Data about app and page elements
++++++
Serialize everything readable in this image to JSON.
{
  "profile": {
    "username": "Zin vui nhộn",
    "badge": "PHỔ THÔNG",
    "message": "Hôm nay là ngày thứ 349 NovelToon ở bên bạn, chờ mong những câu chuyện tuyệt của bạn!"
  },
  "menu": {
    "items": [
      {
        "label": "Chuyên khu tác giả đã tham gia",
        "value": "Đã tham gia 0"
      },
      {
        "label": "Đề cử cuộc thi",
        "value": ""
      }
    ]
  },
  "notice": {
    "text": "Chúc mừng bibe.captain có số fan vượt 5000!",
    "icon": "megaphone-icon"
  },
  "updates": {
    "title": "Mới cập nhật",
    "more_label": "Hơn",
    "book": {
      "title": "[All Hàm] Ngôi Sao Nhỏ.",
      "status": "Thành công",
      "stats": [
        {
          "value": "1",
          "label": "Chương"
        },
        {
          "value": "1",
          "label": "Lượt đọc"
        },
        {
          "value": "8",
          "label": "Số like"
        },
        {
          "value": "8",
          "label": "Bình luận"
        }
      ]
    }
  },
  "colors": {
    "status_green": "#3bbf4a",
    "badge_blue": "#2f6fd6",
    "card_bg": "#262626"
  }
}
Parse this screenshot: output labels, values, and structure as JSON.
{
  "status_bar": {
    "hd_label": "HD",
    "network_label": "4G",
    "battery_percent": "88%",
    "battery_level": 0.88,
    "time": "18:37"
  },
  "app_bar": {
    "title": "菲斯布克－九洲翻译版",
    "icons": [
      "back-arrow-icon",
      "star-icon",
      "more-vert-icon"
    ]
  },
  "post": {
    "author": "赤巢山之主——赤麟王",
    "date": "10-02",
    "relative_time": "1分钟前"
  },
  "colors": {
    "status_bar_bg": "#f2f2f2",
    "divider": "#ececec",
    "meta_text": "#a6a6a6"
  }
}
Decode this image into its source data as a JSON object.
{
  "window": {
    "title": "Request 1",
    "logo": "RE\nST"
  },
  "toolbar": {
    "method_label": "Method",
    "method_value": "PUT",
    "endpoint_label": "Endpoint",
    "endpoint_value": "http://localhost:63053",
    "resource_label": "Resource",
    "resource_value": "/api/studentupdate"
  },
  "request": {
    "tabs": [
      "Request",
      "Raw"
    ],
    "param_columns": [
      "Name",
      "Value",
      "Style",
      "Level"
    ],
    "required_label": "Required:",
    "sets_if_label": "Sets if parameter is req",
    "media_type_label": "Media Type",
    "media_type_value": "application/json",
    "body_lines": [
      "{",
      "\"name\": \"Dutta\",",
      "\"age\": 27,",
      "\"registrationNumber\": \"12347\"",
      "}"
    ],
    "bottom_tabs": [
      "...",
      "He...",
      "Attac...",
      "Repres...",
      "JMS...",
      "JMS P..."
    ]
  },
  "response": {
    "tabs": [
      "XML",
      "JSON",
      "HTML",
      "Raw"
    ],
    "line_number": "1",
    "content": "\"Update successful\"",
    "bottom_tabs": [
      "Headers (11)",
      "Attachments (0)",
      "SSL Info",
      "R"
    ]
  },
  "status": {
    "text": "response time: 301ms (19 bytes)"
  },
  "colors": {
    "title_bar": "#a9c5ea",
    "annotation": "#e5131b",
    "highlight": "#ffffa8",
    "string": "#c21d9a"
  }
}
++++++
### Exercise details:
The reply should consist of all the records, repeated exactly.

### Completed task:
Serialize everything readable in this image to JSON.
{
  "profile": {
    "username": "Zin vui nhộn",
    "badge": "PHỔ THÔNG",
    "message": "Hôm nay là ngày thứ 349 NovelToon ở bên bạn, chờ mong những câu chuyện tuyệt của bạn!"
  },
  "menu": {
    "items": [
      {
        "label": "Chuyên khu tác giả đã tham gia",
        "value": "Đã tham gia 0"
      },
      {
        "label": "Đề cử cuộc thi",
        "value": ""
      }
    ]
  },
  "notice": {
    "text": "Chúc mừng bibe.captain có số fan vượt 5000!",
    "icon": "megaphone-icon"
  },
  "updates": {
    "title": "Mới cập nhật",
    "more_label": "Hơn",
    "book": {
      "title": "[All Hàm] Ngôi Sao Nhỏ.",
      "status": "Thành công",
      "stats": [
        {
          "value": "1",
          "label": "Chương"
        },
        {
          "value": "1",
          "label": "Lượt đọc"
        },
        {
          "value": "8",
          "label": "Số like"
        },
        {
          "value": "8",
          "label": "Bình luận"
        }
      ]
    }
  },
  "colors": {
    "status_green": "#3bbf4a",
    "badge_blue": "#2f6fd6",
    "card_bg": "#262626"
  }
}
Parse this screenshot: output labels, values, and structure as JSON.
{
  "status_bar": {
    "hd_label": "HD",
    "network_label": "4G",
    "battery_percent": "88%",
    "battery_level": 0.88,
    "time": "18:37"
  },
  "app_bar": {
    "title": "菲斯布克－九洲翻译版",
    "icons": [
      "back-arrow-icon",
      "star-icon",
      "more-vert-icon"
    ]
  },
  "post": {
    "author": "赤巢山之主——赤麟王",
    "date": "10-02",
    "relative_time": "1分钟前"
  },
  "colors": {
    "status_bar_bg": "#f2f2f2",
    "divider": "#ececec",
    "meta_text": "#a6a6a6"
  }
}
Decode this image into its source data as a JSON object.
{
  "window": {
    "title": "Request 1",
    "logo": "RE\nST"
  },
  "toolbar": {
    "method_label": "Method",
    "method_value": "PUT",
    "endpoint_label": "Endpoint",
    "endpoint_value": "http://localhost:63053",
    "resource_label": "Resource",
    "resource_value": "/api/studentupdate"
  },
  "request": {
    "tabs": [
      "Request",
      "Raw"
    ],
    "param_columns": [
      "Name",
      "Value",
      "Style",
      "Level"
    ],
    "required_label": "Required:",
    "sets_if_label": "Sets if parameter is req",
    "media_type_label": "Media Type",
    "media_type_value": "application/json",
    "body_lines": [
      "{",
      "\"name\": \"Dutta\",",
      "\"age\": 27,",
      "\"registrationNumber\": \"12347\"",
      "}"
    ],
    "bottom_tabs": [
      "...",
      "He...",
      "Attac...",
      "Repres...",
      "JMS...",
      "JMS P..."
    ]
  },
  "response": {
    "tabs": [
      "XML",
      "JSON",
      "HTML",
      "Raw"
    ],
    "line_number": "1",
    "content": "\"Update successful\"",
    "bottom_tabs": [
      "Headers (11)",
      "Attachments (0)",
      "SSL Info",
      "R"
    ]
  },
  "status": {
    "text": "response time: 301ms (19 bytes)"
  },
  "colors": {
    "title_bar": "#a9c5ea",
    "annotation": "#e5131b",
    "highlight": "#ffffa8",
    "string": "#c21d9a"
  }
}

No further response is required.